- Data to examine
###

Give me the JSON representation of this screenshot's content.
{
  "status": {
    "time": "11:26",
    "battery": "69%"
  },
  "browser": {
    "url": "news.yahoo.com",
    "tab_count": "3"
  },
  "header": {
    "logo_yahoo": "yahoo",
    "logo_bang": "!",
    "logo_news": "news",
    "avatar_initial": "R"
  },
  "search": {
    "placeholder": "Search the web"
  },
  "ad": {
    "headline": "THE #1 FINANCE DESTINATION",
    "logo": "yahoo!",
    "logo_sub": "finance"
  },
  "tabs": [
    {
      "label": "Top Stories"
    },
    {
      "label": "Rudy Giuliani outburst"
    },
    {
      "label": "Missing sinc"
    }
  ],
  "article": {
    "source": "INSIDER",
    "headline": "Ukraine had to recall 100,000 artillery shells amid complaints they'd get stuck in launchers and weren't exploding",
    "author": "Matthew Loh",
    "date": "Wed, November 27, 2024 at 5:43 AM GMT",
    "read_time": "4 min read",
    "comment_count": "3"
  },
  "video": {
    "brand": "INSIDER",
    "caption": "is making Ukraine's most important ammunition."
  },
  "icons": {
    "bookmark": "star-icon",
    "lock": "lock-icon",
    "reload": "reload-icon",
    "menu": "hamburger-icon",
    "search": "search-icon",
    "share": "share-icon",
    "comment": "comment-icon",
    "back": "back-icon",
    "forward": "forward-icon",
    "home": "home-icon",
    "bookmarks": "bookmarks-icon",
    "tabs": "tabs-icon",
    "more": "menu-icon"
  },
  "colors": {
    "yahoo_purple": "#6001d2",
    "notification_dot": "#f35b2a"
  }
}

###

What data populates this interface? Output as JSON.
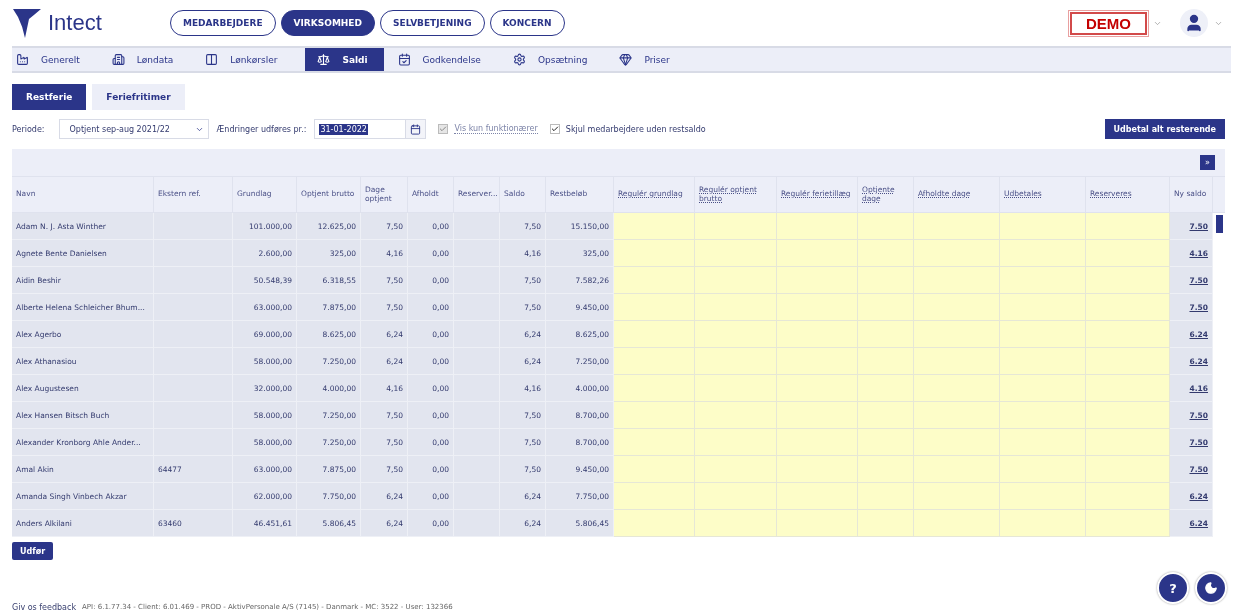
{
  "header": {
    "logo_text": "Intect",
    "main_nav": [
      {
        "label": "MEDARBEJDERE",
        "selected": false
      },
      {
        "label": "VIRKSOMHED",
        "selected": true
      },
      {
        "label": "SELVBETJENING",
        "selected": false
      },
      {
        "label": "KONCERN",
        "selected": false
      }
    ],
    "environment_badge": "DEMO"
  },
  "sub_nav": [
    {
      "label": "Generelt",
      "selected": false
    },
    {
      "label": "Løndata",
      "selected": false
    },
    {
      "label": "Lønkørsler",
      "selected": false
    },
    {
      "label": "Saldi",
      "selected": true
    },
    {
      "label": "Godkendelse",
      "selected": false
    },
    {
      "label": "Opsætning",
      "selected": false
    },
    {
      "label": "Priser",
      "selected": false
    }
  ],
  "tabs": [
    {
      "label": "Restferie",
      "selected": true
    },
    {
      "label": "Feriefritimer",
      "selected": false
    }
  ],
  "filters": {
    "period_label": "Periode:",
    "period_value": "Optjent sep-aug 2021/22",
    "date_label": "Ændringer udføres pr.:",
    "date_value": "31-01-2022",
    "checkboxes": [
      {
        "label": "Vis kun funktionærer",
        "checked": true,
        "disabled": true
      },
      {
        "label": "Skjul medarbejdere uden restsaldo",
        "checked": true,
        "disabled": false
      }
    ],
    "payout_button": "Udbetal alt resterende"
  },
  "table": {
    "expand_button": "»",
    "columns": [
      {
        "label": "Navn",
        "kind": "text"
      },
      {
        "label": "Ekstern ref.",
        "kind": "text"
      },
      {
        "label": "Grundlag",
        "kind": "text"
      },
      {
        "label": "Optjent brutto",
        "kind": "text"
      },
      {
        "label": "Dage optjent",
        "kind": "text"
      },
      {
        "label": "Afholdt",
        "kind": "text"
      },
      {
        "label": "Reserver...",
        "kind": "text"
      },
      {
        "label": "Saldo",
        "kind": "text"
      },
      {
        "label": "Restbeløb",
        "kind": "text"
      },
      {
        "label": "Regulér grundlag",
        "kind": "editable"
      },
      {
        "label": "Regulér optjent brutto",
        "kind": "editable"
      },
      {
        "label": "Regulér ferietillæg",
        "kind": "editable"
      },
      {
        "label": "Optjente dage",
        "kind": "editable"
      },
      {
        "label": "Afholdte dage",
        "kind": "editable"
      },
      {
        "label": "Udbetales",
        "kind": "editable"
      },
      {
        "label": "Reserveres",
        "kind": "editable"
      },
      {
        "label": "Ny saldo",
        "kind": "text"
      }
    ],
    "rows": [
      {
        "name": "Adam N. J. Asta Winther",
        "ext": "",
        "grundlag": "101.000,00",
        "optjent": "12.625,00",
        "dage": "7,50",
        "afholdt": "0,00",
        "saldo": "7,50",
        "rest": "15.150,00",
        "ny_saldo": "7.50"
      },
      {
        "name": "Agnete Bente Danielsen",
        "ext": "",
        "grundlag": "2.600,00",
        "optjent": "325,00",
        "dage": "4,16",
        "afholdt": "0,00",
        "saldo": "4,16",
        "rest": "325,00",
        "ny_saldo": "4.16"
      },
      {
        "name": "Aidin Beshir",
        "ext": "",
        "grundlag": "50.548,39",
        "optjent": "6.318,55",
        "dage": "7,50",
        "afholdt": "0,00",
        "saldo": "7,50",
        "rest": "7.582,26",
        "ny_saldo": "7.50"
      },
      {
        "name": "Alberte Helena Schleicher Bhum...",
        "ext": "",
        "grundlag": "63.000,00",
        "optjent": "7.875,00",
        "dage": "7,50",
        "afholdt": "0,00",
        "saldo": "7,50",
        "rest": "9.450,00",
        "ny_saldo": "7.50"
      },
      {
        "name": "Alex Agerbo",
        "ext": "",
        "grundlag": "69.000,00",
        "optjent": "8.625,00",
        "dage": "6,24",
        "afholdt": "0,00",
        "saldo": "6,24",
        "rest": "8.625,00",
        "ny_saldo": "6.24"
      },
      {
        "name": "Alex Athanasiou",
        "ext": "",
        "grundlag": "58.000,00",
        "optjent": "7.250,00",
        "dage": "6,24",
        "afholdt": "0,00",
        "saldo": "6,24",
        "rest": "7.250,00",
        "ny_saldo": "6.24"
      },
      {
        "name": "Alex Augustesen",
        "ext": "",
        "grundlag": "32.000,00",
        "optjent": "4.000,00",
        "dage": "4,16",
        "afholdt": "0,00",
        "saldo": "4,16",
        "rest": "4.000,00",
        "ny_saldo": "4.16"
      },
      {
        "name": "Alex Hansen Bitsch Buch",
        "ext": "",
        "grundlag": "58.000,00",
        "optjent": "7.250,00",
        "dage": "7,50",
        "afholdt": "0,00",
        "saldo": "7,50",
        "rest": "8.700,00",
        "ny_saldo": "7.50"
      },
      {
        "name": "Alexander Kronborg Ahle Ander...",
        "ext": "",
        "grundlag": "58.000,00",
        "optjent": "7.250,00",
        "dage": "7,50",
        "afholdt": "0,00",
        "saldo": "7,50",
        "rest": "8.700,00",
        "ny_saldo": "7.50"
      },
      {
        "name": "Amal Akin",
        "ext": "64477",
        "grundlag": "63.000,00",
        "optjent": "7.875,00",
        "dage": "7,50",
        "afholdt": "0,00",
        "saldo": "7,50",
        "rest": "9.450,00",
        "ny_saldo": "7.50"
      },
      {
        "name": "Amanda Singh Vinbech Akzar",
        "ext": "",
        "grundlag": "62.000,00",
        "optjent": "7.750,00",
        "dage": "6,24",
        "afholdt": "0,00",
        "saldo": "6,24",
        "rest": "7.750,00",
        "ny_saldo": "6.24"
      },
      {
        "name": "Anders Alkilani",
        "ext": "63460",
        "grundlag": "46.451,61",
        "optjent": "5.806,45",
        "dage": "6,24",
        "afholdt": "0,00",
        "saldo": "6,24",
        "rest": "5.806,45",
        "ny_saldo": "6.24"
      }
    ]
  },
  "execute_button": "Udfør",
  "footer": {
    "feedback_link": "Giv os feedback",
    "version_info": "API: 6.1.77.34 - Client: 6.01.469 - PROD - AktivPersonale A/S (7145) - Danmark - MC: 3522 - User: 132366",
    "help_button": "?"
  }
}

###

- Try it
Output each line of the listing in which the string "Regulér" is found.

- Output of the task
        "label": "Regulér grundlag",
        "label": "Regulér optjent brutto",
        "label": "Regulér ferietillæg",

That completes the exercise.